What is needed: Copy each line of the listing below exactly.
Entries provided section start
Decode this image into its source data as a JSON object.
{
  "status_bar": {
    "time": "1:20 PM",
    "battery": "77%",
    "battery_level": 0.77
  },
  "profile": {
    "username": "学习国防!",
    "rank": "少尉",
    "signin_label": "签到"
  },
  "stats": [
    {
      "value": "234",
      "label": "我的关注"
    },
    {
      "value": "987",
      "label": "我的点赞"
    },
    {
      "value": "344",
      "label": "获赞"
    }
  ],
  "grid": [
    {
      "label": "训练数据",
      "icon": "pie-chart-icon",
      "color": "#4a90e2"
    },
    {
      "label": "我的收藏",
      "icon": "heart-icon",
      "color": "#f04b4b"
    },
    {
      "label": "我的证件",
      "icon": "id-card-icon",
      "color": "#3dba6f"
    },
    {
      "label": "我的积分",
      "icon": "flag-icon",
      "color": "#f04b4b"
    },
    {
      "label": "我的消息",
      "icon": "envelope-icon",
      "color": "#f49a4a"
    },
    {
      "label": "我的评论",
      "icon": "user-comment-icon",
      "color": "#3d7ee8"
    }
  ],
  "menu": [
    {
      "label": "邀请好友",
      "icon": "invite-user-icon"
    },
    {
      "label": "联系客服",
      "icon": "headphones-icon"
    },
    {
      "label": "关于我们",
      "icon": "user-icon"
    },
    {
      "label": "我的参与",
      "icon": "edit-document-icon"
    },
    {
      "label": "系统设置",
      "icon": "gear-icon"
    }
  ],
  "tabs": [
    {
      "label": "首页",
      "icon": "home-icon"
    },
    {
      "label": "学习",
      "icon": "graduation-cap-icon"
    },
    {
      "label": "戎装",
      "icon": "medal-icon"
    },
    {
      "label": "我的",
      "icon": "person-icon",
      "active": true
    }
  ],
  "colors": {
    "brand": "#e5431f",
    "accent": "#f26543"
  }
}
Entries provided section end
Reply to the exercise:
Decode this image into its source data as a JSON object.
{
  "status_bar": {
    "time": "1:20 PM",
    "battery": "77%",
    "battery_level": 0.77
  },
  "profile": {
    "username": "学习国防!",
    "rank": "少尉",
    "signin_label": "签到"
  },
  "stats": [
    {
      "value": "234",
      "label": "我的关注"
    },
    {
      "value": "987",
      "label": "我的点赞"
    },
    {
      "value": "344",
      "label": "获赞"
    }
  ],
  "grid": [
    {
      "label": "训练数据",
      "icon": "pie-chart-icon",
      "color": "#4a90e2"
    },
    {
      "label": "我的收藏",
      "icon": "heart-icon",
      "color": "#f04b4b"
    },
    {
      "label": "我的证件",
      "icon": "id-card-icon",
      "color": "#3dba6f"
    },
    {
      "label": "我的积分",
      "icon": "flag-icon",
      "color": "#f04b4b"
    },
    {
      "label": "我的消息",
      "icon": "envelope-icon",
      "color": "#f49a4a"
    },
    {
      "label": "我的评论",
      "icon": "user-comment-icon",
      "color": "#3d7ee8"
    }
  ],
  "menu": [
    {
      "label": "邀请好友",
      "icon": "invite-user-icon"
    },
    {
      "label": "联系客服",
      "icon": "headphones-icon"
    },
    {
      "label": "关于我们",
      "icon": "user-icon"
    },
    {
      "label": "我的参与",
      "icon": "edit-document-icon"
    },
    {
      "label": "系统设置",
      "icon": "gear-icon"
    }
  ],
  "tabs": [
    {
      "label": "首页",
      "icon": "home-icon"
    },
    {
      "label": "学习",
      "icon": "graduation-cap-icon"
    },
    {
      "label": "戎装",
      "icon": "medal-icon"
    },
    {
      "label": "我的",
      "icon": "person-icon",
      "active": true
    }
  ],
  "colors": {
    "brand": "#e5431f",
    "accent": "#f26543"
  }
}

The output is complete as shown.